» Source records
++++++++++

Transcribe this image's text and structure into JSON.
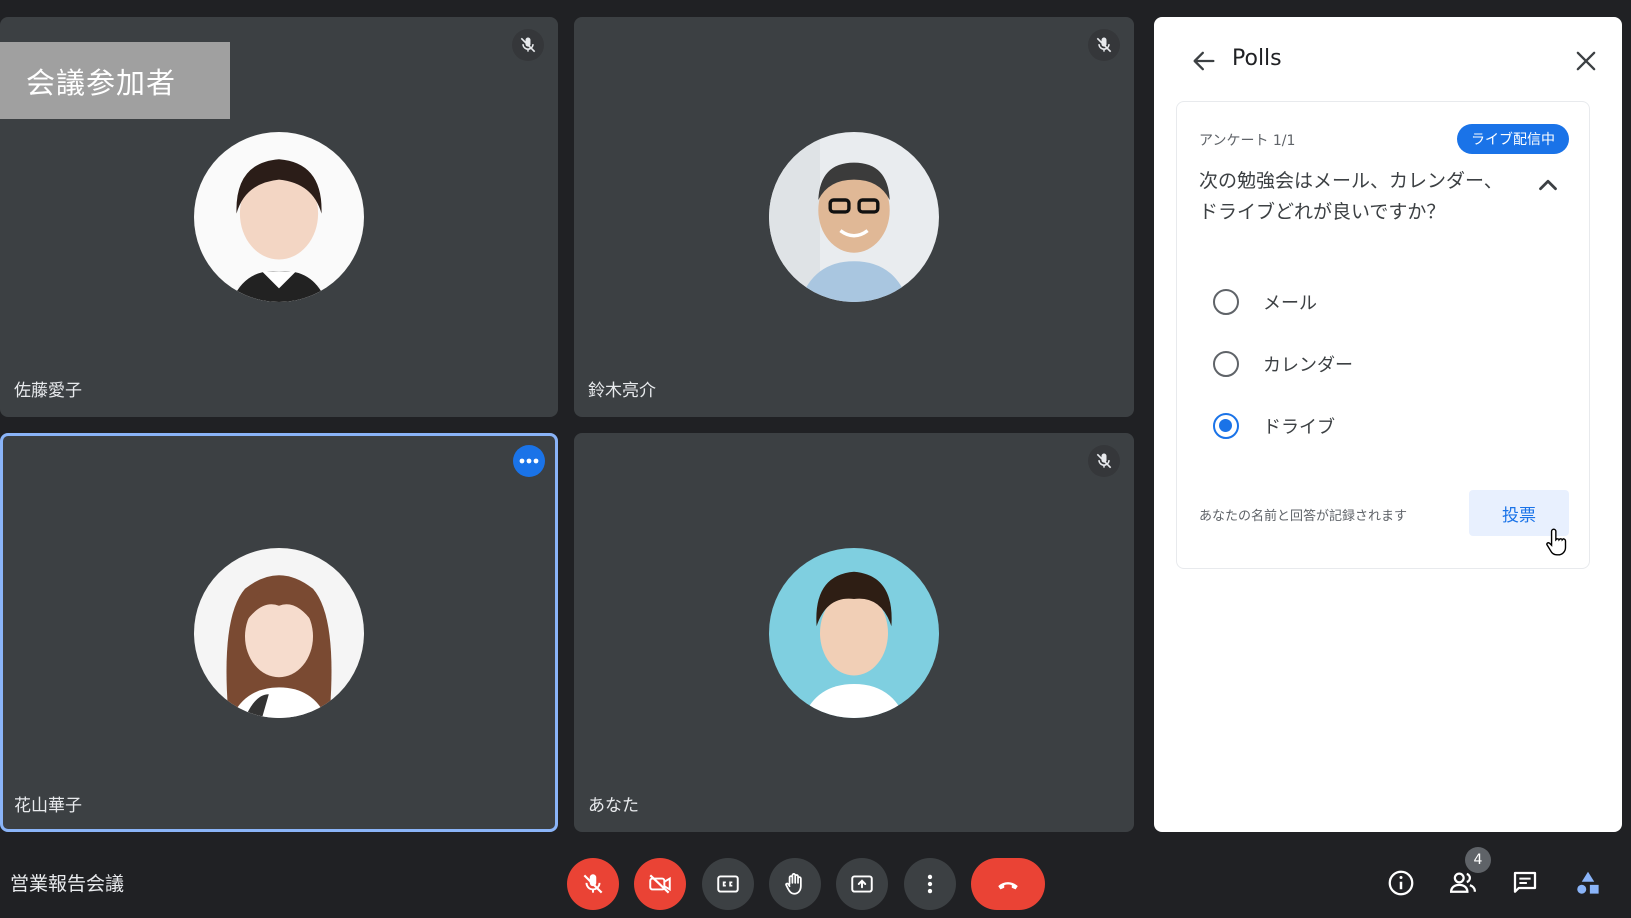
{
  "banner": {
    "label": "会議参加者"
  },
  "participants": [
    {
      "name": "佐藤愛子"
    },
    {
      "name": "鈴木亮介"
    },
    {
      "name": "花山華子"
    },
    {
      "name": "あなた"
    }
  ],
  "panel": {
    "title": "Polls",
    "poll": {
      "count": "アンケート 1/1",
      "live_badge": "ライブ配信中",
      "question": "次の勉強会はメール、カレンダー、ドライブどれが良いですか？",
      "options": [
        {
          "label": "メール",
          "selected": false
        },
        {
          "label": "カレンダー",
          "selected": false
        },
        {
          "label": "ドライブ",
          "selected": true
        }
      ],
      "record_note": "あなたの名前と回答が記録されます",
      "vote_label": "投票"
    }
  },
  "toolbar": {
    "meeting_title": "営業報告会議",
    "participant_count": "4"
  },
  "colors": {
    "accent": "#1a73e8",
    "danger": "#ea4335",
    "tile": "#3c4043",
    "background": "#202124",
    "banner": "#a0a0a0"
  }
}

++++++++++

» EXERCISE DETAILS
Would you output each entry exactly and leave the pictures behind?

» ANSWER SPACE
Transcribe this image's text and structure into JSON.
{
  "banner": {
    "label": "会議参加者"
  },
  "participants": [
    {
      "name": "佐藤愛子"
    },
    {
      "name": "鈴木亮介"
    },
    {
      "name": "花山華子"
    },
    {
      "name": "あなた"
    }
  ],
  "panel": {
    "title": "Polls",
    "poll": {
      "count": "アンケート 1/1",
      "live_badge": "ライブ配信中",
      "question": "次の勉強会はメール、カレンダー、ドライブどれが良いですか？",
      "options": [
        {
          "label": "メール",
          "selected": false
        },
        {
          "label": "カレンダー",
          "selected": false
        },
        {
          "label": "ドライブ",
          "selected": true
        }
      ],
      "record_note": "あなたの名前と回答が記録されます",
      "vote_label": "投票"
    }
  },
  "toolbar": {
    "meeting_title": "営業報告会議",
    "participant_count": "4"
  },
  "colors": {
    "accent": "#1a73e8",
    "danger": "#ea4335",
    "tile": "#3c4043",
    "background": "#202124",
    "banner": "#a0a0a0"
  }
}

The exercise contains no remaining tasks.